Will my children’s children be able to tolerate the abuse I bore? Will they have compassion on the slowness of my own empowerment? Will they shake their heads at how I silenced myself, made excuses for my abuser, put my own needs last, discredited my own emotions, failed to listen to my own heart and soul,…for so very long?
Will my children or my children’s children look back at the trash I created, at the possessions I owned, at the chemicals I used on this earth?
Will they look back on the segregation I tolerated, the privileges I received?
Will they look back on my ignorance to my own state and sins?
Will they look back and be able to see in hindsight all my flaws?
They probably will.
God is walking us all toward a more just and whole world. Our rates of growth vary. Some of us walk. Some of us run. And some of us lie down and refuse to move.
God loves us and all of creation. And this love comes through in our continued awakenings, openness, growth, and change. This love comes through in discipline, in turning us around, sometimes gently and sometimes most abruptly. God gives us vision of the end AND paths to get there. God has compassion on us, in our becoming. God loves us, just as we are. AND God is calling us to lay down the sins and weights that cling so closely and to run this race set before us – with intelligence, energy, and love that covers all things!
Thanks be to God for working all things together for the good of all those who love God and are called to be part of God’s purposes in the world.

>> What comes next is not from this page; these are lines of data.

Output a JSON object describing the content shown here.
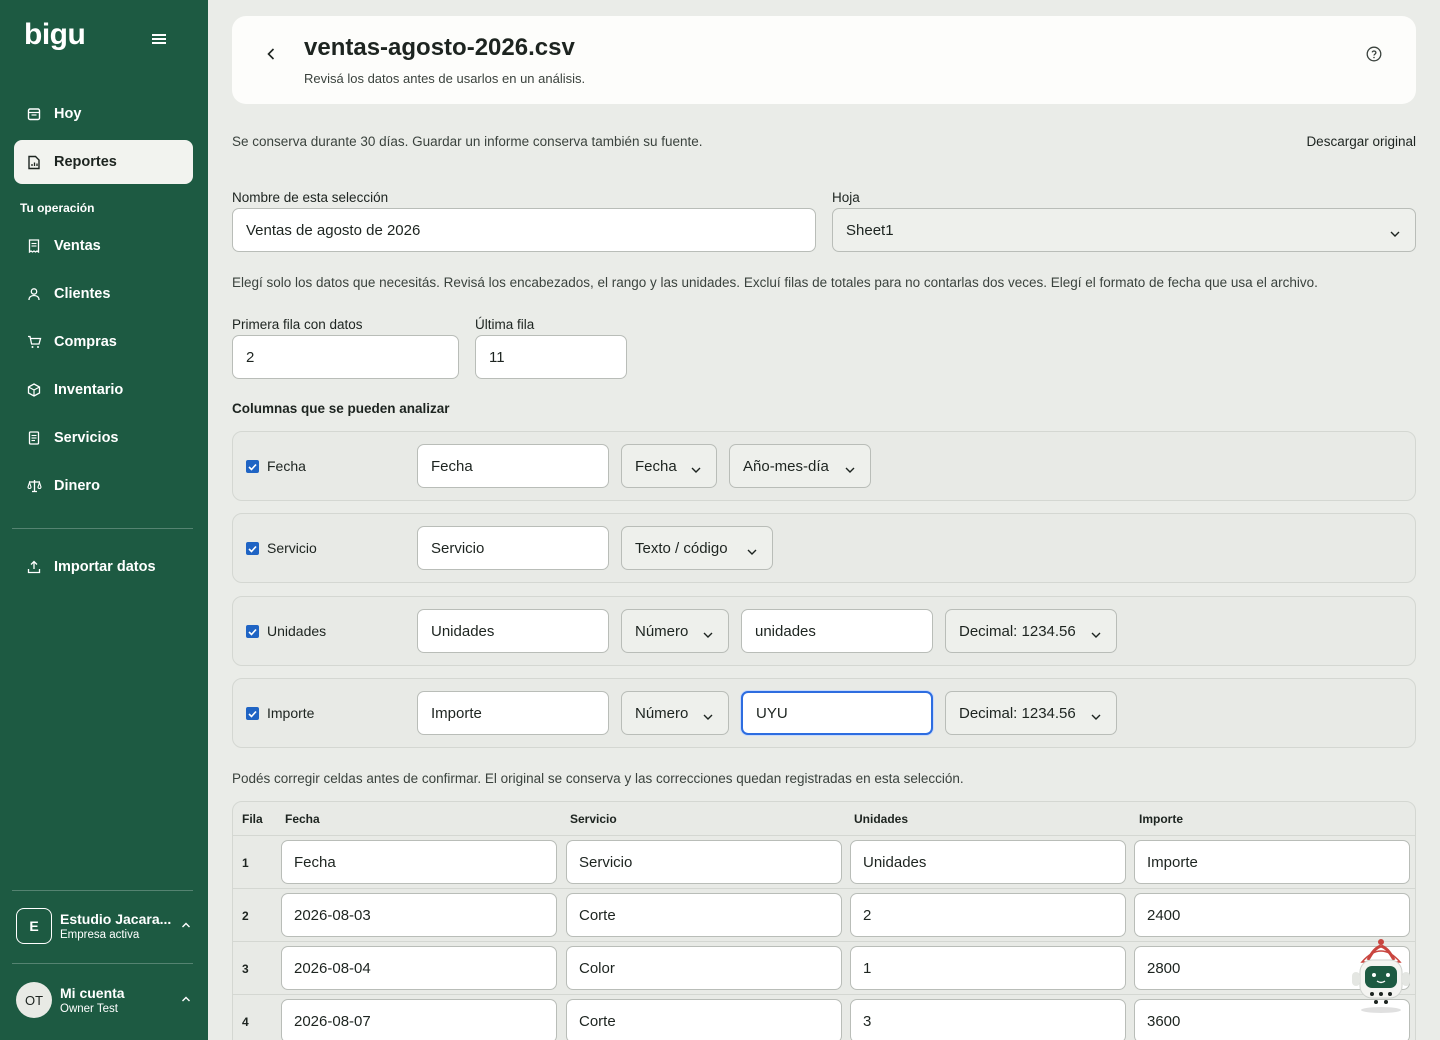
{
  "sidebar": {
    "brand": "bigu",
    "nav_top": [
      {
        "label": "Hoy",
        "icon": "calendar-icon"
      },
      {
        "label": "Reportes",
        "icon": "report-icon",
        "active": true
      }
    ],
    "section_label": "Tu operación",
    "nav_ops": [
      {
        "label": "Ventas",
        "icon": "receipt-icon"
      },
      {
        "label": "Clientes",
        "icon": "user-icon"
      },
      {
        "label": "Compras",
        "icon": "cart-icon"
      },
      {
        "label": "Inventario",
        "icon": "box-icon"
      },
      {
        "label": "Servicios",
        "icon": "document-icon"
      },
      {
        "label": "Dinero",
        "icon": "scale-icon"
      }
    ],
    "import_label": "Importar datos",
    "company": {
      "initial": "E",
      "name": "Estudio Jacara...",
      "status": "Empresa activa"
    },
    "account": {
      "initials": "OT",
      "name": "Mi cuenta",
      "user": "Owner Test"
    }
  },
  "header": {
    "title": "ventas-agosto-2026.csv",
    "subtitle": "Revisá los datos antes de usarlos en un análisis."
  },
  "retention_text": "Se conserva durante 30 días. Guardar un informe conserva también su fuente.",
  "download_label": "Descargar original",
  "selection": {
    "name_label": "Nombre de esta selección",
    "name_value": "Ventas de agosto de 2026",
    "sheet_label": "Hoja",
    "sheet_value": "Sheet1"
  },
  "instructions": "Elegí solo los datos que necesitás. Revisá los encabezados, el rango y las unidades. Excluí filas de totales para no contarlas dos veces. Elegí el formato de fecha que usa el archivo.",
  "range": {
    "first_label": "Primera fila con datos",
    "first_value": "2",
    "last_label": "Última fila",
    "last_value": "11"
  },
  "columns_title": "Columnas que se pueden analizar",
  "columns": [
    {
      "name": "Fecha",
      "header": "Fecha",
      "type": "Fecha",
      "format": "Año-mes-día"
    },
    {
      "name": "Servicio",
      "header": "Servicio",
      "type": "Texto / código"
    },
    {
      "name": "Unidades",
      "header": "Unidades",
      "type": "Número",
      "unit": "unidades",
      "decimal": "Decimal: 1234.56"
    },
    {
      "name": "Importe",
      "header": "Importe",
      "type": "Número",
      "unit": "UYU",
      "decimal": "Decimal: 1234.56"
    }
  ],
  "correction_note": "Podés corregir celdas antes de confirmar. El original se conserva y las correcciones quedan registradas en esta selección.",
  "table": {
    "headers": [
      "Fila",
      "Fecha",
      "Servicio",
      "Unidades",
      "Importe"
    ],
    "rows": [
      {
        "n": "1",
        "cells": [
          "Fecha",
          "Servicio",
          "Unidades",
          "Importe"
        ]
      },
      {
        "n": "2",
        "cells": [
          "2026-08-03",
          "Corte",
          "2",
          "2400"
        ]
      },
      {
        "n": "3",
        "cells": [
          "2026-08-04",
          "Color",
          "1",
          "2800"
        ]
      },
      {
        "n": "4",
        "cells": [
          "2026-08-07",
          "Corte",
          "3",
          "3600"
        ]
      }
    ]
  },
  "colors": {
    "sidebar": "#1d5a42",
    "accent": "#1f64c4"
  }
}
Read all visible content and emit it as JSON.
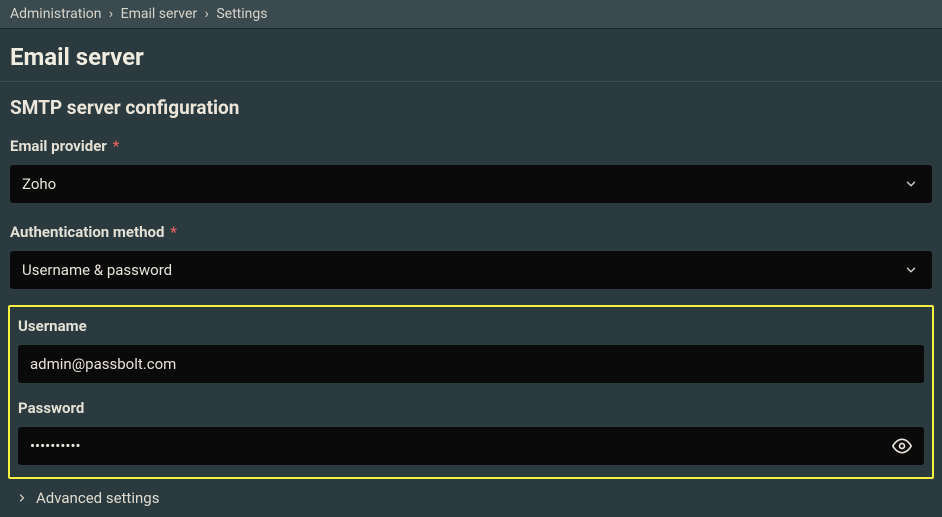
{
  "breadcrumb": {
    "items": [
      "Administration",
      "Email server",
      "Settings"
    ],
    "separator": "›"
  },
  "page": {
    "title": "Email server"
  },
  "section": {
    "title": "SMTP server configuration"
  },
  "fields": {
    "provider": {
      "label": "Email provider",
      "required_marker": "*",
      "value": "Zoho"
    },
    "auth_method": {
      "label": "Authentication method",
      "required_marker": "*",
      "value": "Username & password"
    },
    "username": {
      "label": "Username",
      "value": "admin@passbolt.com"
    },
    "password": {
      "label": "Password",
      "value": "••••••••••"
    }
  },
  "advanced": {
    "label": "Advanced settings"
  }
}
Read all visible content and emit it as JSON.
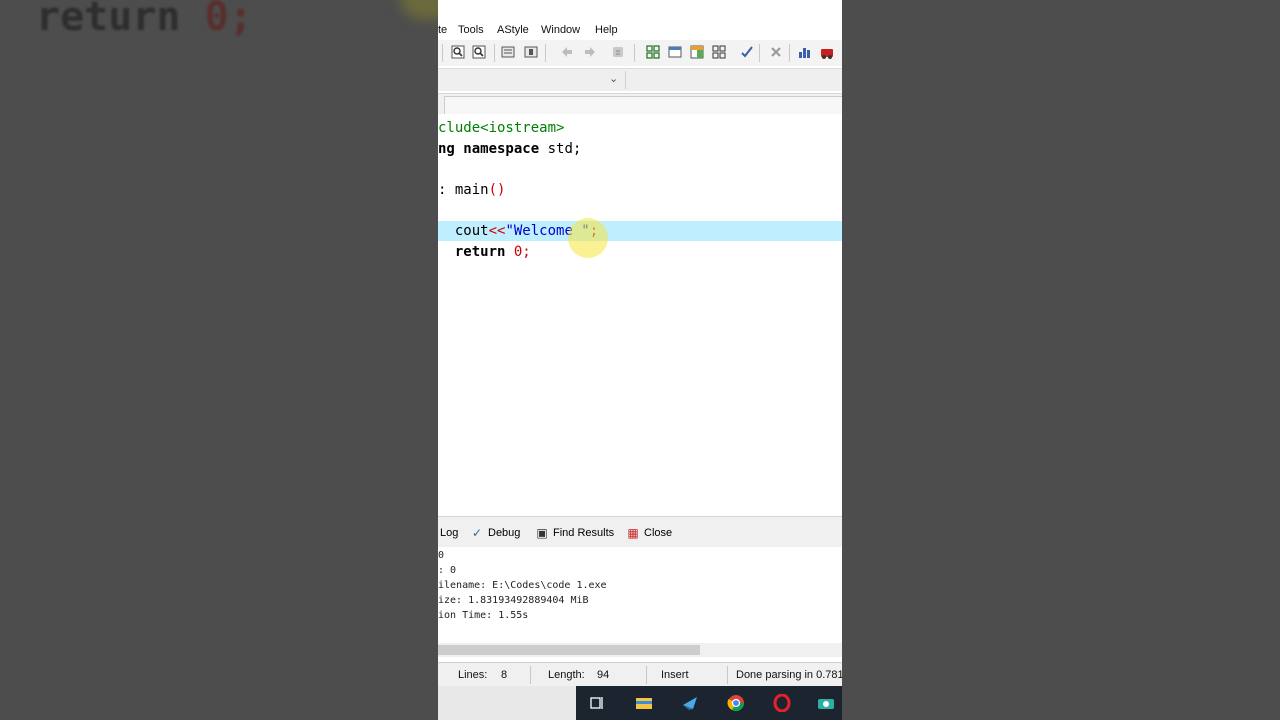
{
  "background_code": {
    "keyword": "return",
    "number": "0",
    "semicolon": ";"
  },
  "menu": [
    "te",
    "Tools",
    "AStyle",
    "Window",
    "Help"
  ],
  "toolbar_icons": [
    "find-icon",
    "replace-icon",
    "goto-icon",
    "bookmark-icon",
    "back-icon",
    "forward-icon",
    "clean-icon",
    "grid-icon",
    "window-icon",
    "layout-icon",
    "tiles-icon",
    "check-icon",
    "delete-icon",
    "chart-icon",
    "profile-icon"
  ],
  "code": {
    "line1": {
      "text": "clude<iostream>"
    },
    "line2": {
      "kw": "ng namespace",
      "rest": " std;"
    },
    "line3": {
      "prefix": ":",
      "fn": " main",
      "paren": "()"
    },
    "line4": {
      "indent": "  ",
      "fn": "cout",
      "op": "<<",
      "str": "\"Welcome \"",
      "semi": ";"
    },
    "line5": {
      "indent": "  ",
      "kw": "return",
      "num": " 0",
      "semi": ";"
    }
  },
  "message_tabs": [
    "Log",
    "Debug",
    "Find Results",
    "Close"
  ],
  "log_lines": [
    "0",
    ": 0",
    "ilename: E:\\Codes\\code 1.exe",
    "ize: 1.83193492889404 MiB",
    "ion Time: 1.55s"
  ],
  "status": {
    "lines_label": "Lines:",
    "lines_value": "8",
    "length_label": "Length:",
    "length_value": "94",
    "mode": "Insert",
    "parse": "Done parsing in 0.781"
  },
  "taskbar_icons": [
    "task-view-icon",
    "file-explorer-icon",
    "app-icon",
    "chrome-icon",
    "opera-icon",
    "camera-icon"
  ],
  "colors": {
    "highlight": "#bfeeff",
    "preprocessor": "#008000",
    "string": "#0000cc",
    "number": "#cc0000"
  }
}
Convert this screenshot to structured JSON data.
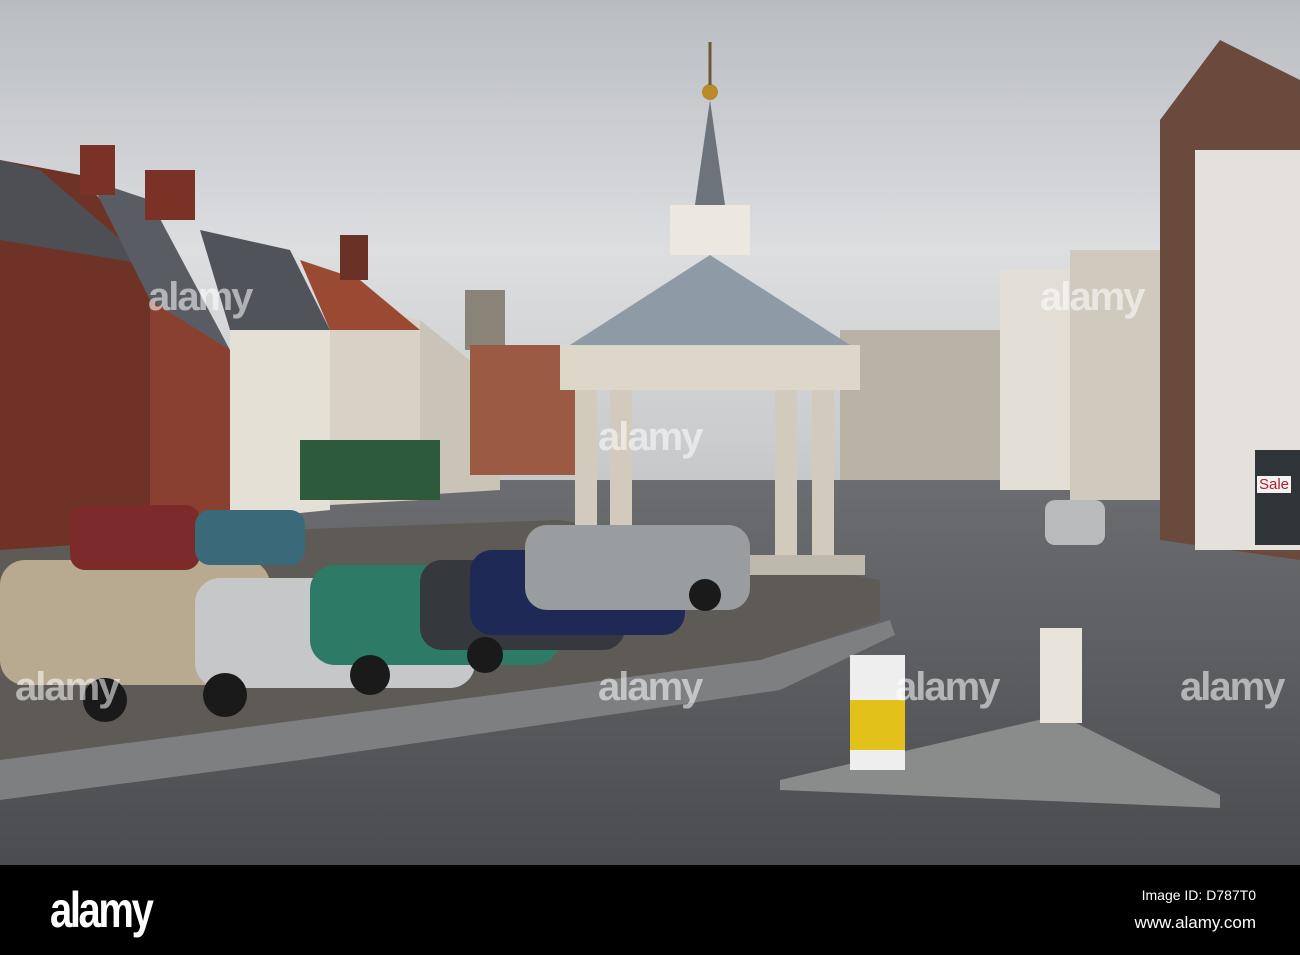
{
  "photo": {
    "subject": "market-square-with-buttercross",
    "shop_sign_sale": "Sale",
    "colors": {
      "sky": "#c9ccd0",
      "brick": "#7a3a2c",
      "road": "#55585b",
      "stone": "#d6d1c4",
      "roof": "#8e9aa6"
    }
  },
  "watermark": {
    "text": "alamy"
  },
  "footer": {
    "logo": "alamy",
    "image_id": "Image ID: D787T0",
    "url": "www.alamy.com"
  }
}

Thanks be to God for not giving up on us – for correcting us as a parent who loves her child and running like the father of the prodigal son, welcoming his wayward son back home with great joy and gladness.
May we fulfill the purposes God is working in our lives.
O Lord God,
May those who sow with tears
Reap with joy.
Thomas a Kempis (Germany, 1380-1471)
Make that possible to us, O Lord, by grace, which appears impossible to us by nature.
Martin Luther (Germany, 1483-1546)
O God, we believe this life is not a state of being righteous, but rather, of growth in righteousness; not a state of being healthy, but a period of healing; not a state of being, but becoming, not a state of rest, but of exercise and activity. We are not yet what we shall be, but we grow towards it; the process is not yet finished, but is still going on; this life is not the end, it is the way to a better. All does not yet shine with glory; nevertheless, all is being purified.
9th century Latin Hymn
O come, Thou Dayspring, come and cheer
our spirits by Thine advent here;
disperse the gloomy clouds of night,
and death’s dark shadows put to flight
Emmanuel, you have come to us. You dwell among us. You make all things new.
Come, O come, Emmanuel!
And hear our prayers…